Situated just on the edge of the Dales, there are plenty of good walks nearby, but with relaxation at the top of our agenda, our plans for weekend were kept relatively few.
After as great night’s sleep on Saturday we headed to the Forbidden Corner, just 30 minutes’ drive away on the Tupgill Park Estate near Middleham.
Open to the public since 1994, the Forbidden Corner was originally built as a private folly, with its labyrinth of tunnels, chambers, follies and surprises. Prepare to be surprised, entranced - and soaked - as you make your way around the four acre garden.
Food in the large cafe was tasty and reasonably priced, but if you’re looking for something more upmarket, the Saddle Room restaurant next door looks worth a trip.
On the way back to the lodge we stopped off in Masham for supplies. While West Tanfield has a small shop, it was worth dropping in for a bigger shop. For those wishing to explore, there’s plenty to do in the town, including its main attractions, the two rival breweries, Theakstons and the Black Sheep Brewery, both of which open to visitors.
Sunday saw us venture off in the opposite direction, towards Ripon, and Fountains Abbey and Studley Royal Water Gardens. Yorkshire’s first UNESCO World Heritage Site, it really is one to experience.
As you walk from the visitor centre, the Abbey’s tower rises above the trees, coming into view as you round your way down a wooded slope. It is easy to see why the Cistercian monks chose the spot for their home in the 12th century. Even when it was seemingly busy with tourists, the enclosed valley was so peaceful, with a river winding its way to the Water Gardens.
Created by John Aislabie when he inherited Studley Royal the ponds, statues and follies are a feat of design and the green lawns lead to a deer park, which looked stunning in the autumn sunshine.
Then it was back to lodge to make the most of our last night relaxing in luxury.
It was tough packing up in the morning knowing we were leaving this little oasis of calm. Even without venturing further afield it would be easy to spend a week away from the stresses of everyday life, but for those seeking to explore the Dales, Cedar Retreats would be a perfect base.
The only thing that would have made it even better for us were if our dog had been welcome. Dogs are not allowed at any of the lodges, but for the sake of our new friends the ducks, it’s probably best that he had to stay at home.
One, two and three bedroom luxury lodges are available to purchase at Cedar Retreats (01677 470284, www.cedarretreats.co.uk) with prices starting from Â£125,000.
Set in tranquil surroundings and providing views of a central lake from terrace decking and hot tubs, the retreat gives property investors the chance to own one of 37 exclusive holiday homes that can supplement their income and provide a return of up to 9.1 per cent per year.
The lodges, which come with stunning fitted kitchens and bathrooms, are designed to the highest specification to offer a spacious and light filled retreat.
Fountains Abbey and Studley Royal Water Gardens is open daily, 10am to 6pm until November, when it closes on Fridays until January.

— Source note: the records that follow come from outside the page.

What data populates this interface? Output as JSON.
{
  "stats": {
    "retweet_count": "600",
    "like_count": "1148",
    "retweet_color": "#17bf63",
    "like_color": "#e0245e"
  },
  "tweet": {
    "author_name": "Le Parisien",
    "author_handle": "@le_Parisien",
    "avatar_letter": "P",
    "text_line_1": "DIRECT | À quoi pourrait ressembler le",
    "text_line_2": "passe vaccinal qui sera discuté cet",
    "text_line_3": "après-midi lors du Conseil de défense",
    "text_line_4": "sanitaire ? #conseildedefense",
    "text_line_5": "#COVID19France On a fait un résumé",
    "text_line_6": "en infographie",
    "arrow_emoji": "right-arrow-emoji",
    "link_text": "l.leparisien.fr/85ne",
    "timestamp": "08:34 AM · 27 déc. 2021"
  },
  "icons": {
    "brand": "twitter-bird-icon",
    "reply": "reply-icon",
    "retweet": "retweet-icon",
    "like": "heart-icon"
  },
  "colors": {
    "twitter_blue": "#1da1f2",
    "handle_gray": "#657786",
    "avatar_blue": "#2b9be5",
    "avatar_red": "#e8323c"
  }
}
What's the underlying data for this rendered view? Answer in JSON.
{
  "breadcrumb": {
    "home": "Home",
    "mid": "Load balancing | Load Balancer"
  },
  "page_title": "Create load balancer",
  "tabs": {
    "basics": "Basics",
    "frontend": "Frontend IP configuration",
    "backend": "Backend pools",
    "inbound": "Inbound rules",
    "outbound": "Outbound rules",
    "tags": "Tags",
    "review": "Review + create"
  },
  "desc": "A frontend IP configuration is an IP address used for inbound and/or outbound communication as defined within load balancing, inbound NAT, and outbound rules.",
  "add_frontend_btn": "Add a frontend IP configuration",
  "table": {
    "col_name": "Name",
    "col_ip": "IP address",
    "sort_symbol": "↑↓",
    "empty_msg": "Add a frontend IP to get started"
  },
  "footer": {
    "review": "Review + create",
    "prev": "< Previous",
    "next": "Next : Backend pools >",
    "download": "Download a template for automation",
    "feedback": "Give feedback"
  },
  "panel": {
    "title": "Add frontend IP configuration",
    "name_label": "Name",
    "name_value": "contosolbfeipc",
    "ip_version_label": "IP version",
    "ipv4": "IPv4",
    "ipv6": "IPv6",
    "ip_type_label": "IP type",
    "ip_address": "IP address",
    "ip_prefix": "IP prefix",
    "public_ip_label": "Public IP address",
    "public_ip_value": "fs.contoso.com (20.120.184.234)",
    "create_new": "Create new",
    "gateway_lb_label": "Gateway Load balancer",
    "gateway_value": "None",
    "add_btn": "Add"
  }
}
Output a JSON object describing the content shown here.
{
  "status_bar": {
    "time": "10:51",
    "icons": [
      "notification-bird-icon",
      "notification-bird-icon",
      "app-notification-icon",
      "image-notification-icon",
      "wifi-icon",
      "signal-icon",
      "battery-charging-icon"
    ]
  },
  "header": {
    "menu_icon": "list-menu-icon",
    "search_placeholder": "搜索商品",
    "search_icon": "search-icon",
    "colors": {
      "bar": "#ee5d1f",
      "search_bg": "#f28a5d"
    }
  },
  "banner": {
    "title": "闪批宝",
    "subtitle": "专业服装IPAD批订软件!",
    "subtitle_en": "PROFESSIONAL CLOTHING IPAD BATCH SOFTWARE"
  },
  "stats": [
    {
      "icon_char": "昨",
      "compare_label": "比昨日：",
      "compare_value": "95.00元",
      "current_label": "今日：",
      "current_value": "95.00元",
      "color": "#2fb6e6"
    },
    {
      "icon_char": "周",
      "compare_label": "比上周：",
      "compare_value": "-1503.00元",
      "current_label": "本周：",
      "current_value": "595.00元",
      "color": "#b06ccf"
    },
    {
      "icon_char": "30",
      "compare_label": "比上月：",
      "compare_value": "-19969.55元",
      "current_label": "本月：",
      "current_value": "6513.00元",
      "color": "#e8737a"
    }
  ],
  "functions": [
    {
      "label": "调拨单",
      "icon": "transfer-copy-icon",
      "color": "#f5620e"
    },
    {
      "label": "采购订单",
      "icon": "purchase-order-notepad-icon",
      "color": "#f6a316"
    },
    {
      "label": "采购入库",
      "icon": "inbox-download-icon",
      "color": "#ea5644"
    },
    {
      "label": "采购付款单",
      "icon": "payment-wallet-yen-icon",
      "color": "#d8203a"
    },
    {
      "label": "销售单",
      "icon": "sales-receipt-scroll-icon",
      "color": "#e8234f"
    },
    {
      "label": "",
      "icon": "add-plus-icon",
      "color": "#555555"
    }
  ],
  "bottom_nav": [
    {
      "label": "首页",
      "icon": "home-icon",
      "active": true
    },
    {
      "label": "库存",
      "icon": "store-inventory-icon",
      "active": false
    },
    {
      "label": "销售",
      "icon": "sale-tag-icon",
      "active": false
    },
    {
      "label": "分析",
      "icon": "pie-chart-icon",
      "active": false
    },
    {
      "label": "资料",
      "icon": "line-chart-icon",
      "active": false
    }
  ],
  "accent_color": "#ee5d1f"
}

Entry for adults in Â£13.60, children Â£6.80. National Trust and English Heritage members go free. For more information visit www.nationaltrust.org.uk/fountains-abbey-and-studley-royal-water-garden
Pre-booking for The Forbidden Corner is essential by calling 01969 640 638 or visiting www.theforbiddencorner.co.uk. Adults Â£12, children aged 4 to 15 are Â£10. Under 4s free. It is open everyday 12pm to 6pm from April 1 to October 31, then Sundays only until Christmas. Sunday opening is 10am to 6pm.